Much has been said about the heroic roles dogs played following September 11th and Hurricane Katrina in providing support and comfort for the families and victims of these terrible tragedies, but the truth is that millions of dogs around the world are heroes every day. These therapy and service dogs (and often quite ordinary, "uncertified" dogs just like your own!) can:
*serve as the perfect audience for kids who need help with practicing and improving their reading skills;
*hold troubled families together;
*provide a calm and centering presence for autistic children, and
*help individuals who have lost the ability to walk to more easily navigate the world.
Every Dog Has a Gift is a celebration of the gift that each and every dog possesses: the ability to bring the healing power of unconditional love into our lives.
The Supreme Court decided that schools were required only to provide enough help for children with disabilities to pass from grade to grade. The Court reversed the lower courts' rulings, which had granted Amy an interpreter, setting a precedent that could affect the quality of education for all individuals with disabilities.
From the time Amy entered kindergarten in Peekskill, New York, her parents battled with school officials to get a sign language interpreter in the classroom. Nancy and Clifford Rowley, also deaf, struggled with officials for their own right to a communications process in which they could fully participate. Stuck in limbo was a bright, inquisitive child, forced to rely on partial lipreading of rapid classroom instruction and interaction, and sound amplifiers that were often broken and always cumbersome.
R.C. Smith chronicles the Rowley family's dealings with school boards, lawyers, teachers, expert consultants, advocates, and supporters, and their staunch determination to get through the exhaustive process of presenting the case time after time to school adjudicative bodies and finally the federal courts. The author also documents his own "coming to awareness" about how the "able" see the "disabled."
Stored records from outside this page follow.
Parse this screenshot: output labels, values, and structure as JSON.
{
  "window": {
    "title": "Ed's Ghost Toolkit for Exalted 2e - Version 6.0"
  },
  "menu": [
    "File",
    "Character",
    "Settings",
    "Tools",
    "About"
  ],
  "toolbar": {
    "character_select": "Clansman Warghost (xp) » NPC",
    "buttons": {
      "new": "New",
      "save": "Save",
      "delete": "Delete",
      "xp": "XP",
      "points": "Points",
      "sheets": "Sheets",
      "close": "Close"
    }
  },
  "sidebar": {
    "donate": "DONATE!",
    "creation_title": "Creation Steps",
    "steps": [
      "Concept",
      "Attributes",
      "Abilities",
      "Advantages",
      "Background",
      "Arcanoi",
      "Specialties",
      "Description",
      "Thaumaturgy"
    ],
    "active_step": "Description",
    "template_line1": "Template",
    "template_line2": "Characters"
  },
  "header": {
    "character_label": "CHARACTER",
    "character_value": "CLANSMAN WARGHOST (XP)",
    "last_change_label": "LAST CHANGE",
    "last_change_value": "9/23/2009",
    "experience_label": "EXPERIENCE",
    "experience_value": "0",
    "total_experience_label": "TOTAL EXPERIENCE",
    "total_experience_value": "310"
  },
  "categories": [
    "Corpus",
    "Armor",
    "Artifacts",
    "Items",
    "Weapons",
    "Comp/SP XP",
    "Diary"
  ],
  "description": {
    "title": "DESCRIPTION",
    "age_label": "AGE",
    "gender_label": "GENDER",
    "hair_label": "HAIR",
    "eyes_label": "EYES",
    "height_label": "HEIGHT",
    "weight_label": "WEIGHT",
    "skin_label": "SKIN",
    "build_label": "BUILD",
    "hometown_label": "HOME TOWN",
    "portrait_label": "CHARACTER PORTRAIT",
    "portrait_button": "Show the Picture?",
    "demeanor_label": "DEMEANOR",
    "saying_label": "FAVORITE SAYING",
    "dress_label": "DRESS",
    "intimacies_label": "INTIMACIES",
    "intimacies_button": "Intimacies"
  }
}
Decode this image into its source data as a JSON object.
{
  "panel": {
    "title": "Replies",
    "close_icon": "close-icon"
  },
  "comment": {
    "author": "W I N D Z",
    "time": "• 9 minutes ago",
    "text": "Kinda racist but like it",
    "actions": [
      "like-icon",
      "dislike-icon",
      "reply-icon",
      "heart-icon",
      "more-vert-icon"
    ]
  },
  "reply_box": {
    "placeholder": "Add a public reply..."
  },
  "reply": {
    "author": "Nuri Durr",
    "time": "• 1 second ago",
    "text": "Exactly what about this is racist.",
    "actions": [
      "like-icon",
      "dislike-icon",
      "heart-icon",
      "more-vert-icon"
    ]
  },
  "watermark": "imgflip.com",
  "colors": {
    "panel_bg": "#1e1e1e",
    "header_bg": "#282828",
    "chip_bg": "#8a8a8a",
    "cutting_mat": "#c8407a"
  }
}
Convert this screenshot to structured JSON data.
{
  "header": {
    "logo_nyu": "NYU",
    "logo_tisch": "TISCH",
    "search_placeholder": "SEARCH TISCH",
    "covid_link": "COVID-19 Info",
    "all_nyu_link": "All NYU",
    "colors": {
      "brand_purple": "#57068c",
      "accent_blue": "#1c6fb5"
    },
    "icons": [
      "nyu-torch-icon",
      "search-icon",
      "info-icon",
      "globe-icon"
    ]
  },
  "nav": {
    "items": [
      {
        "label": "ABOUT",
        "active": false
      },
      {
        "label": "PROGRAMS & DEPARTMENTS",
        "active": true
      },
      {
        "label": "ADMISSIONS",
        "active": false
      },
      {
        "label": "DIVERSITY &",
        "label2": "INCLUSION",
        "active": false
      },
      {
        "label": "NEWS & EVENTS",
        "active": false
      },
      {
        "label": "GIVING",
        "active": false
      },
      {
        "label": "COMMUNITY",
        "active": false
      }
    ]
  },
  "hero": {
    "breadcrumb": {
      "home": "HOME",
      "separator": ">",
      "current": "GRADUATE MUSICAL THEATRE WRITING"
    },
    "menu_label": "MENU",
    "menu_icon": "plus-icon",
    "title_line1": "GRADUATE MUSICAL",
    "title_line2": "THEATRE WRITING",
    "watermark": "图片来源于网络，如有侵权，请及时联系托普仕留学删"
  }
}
In the series Health, Society, and Policy, edited by Sheryl Ruzek and Irving Kenneth Zola.
This book offers teachers and parents a unique collection of more than 200 worksheets to help adolescents with special needs build the life skills they need to achieve independence and succeed in everyday life. The book provides 22 complete teaching units focusing on basic life skills such as handling money, succeeding at school, using the Internet safely, getting and keeping a job, and much more. The book contains 90 reproducible worksheets for teaching students how to apply these life skills to real-life situations.A revised and updated edition of the classic book for teaching basic life skills to adolescents with special needs Includes complete teaching units with reproducible worksheets and discussion questions that teach basic life skills Offers ideas for fostering skills like using the Internet, handling money, succeeding at school, getting and keeping a job, and more Mannix is the best-selling author of Social Skills Activities for Special Children, Life Skills Activities for Special Children, and Writing Skills Activities for Special Children
Including forms, charts, and a range of classroom activities, this is the only resource you will need to gain the insight and tools for making a difference in the educational lives of young children with autism.
User-friendly, essential guide to the world of study and work for anyone with dyslexia;
Identifies the key needs of adults and young people who are dyslexic;
Encourages them to put together their own package of ideas and strategies for success;
Offers practical activities, examples and support covering reading, memory, organization, self-esteem, IT and dyslexia in the workplace;
Over 100 topics from this book are expanded on our online resource.
This unique guide to overcoming the day-to-day difficulties associated with dyslexia will also be of great interest to employers, colleagues, teachers, friends and family of those with dyslexia.